My next stop was Monmartre, and to get there I had to take the Metro again. For someone who lives in a quiet rural area and travels mostly by car or on foot, the Paris metro can seem like an experience on a different planet.
You plan your trip through the maze of different lines and choose an optimal route with minimum switches.
At the platform you wait on an average for not more than 3 minutes, and when a train arrives you watch the empty platform flooded by a wave of bobbing heads.
You get on and quickly find a seat or corner, an illusion of personal space within this crowded, impersonal medium.
On the journey, you stare at the faces of strangers: of different colours, wearing different styles, inhabiting different moods. You notice that a lot of faces do not indicate a happy condition, but slowly you begin to distinguish those that are just plain tired from those that are sad. Your eyes lock with those of a beautiful woman, but before you begin to think of the possibilities, a station arrives and she strides out.
Outside, you follow her and others along passages that seem like a network of corridors meant for hobbits, passages whose walls are adorned with advertisements and paintings that make you stop and stare, passages where the occasional musician plays Vivaldi with a richness that mesmerizes you into forgetting the world.

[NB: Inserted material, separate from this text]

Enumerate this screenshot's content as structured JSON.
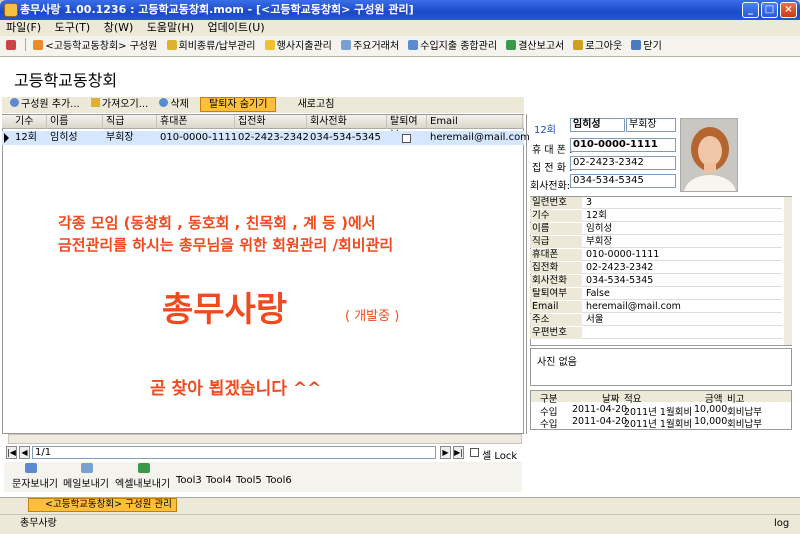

When you emerge from the underground, it is like emerging out of a wormhole into a different universe, and you being to wonder which is the real Paris: the one you left, or the one you have entered?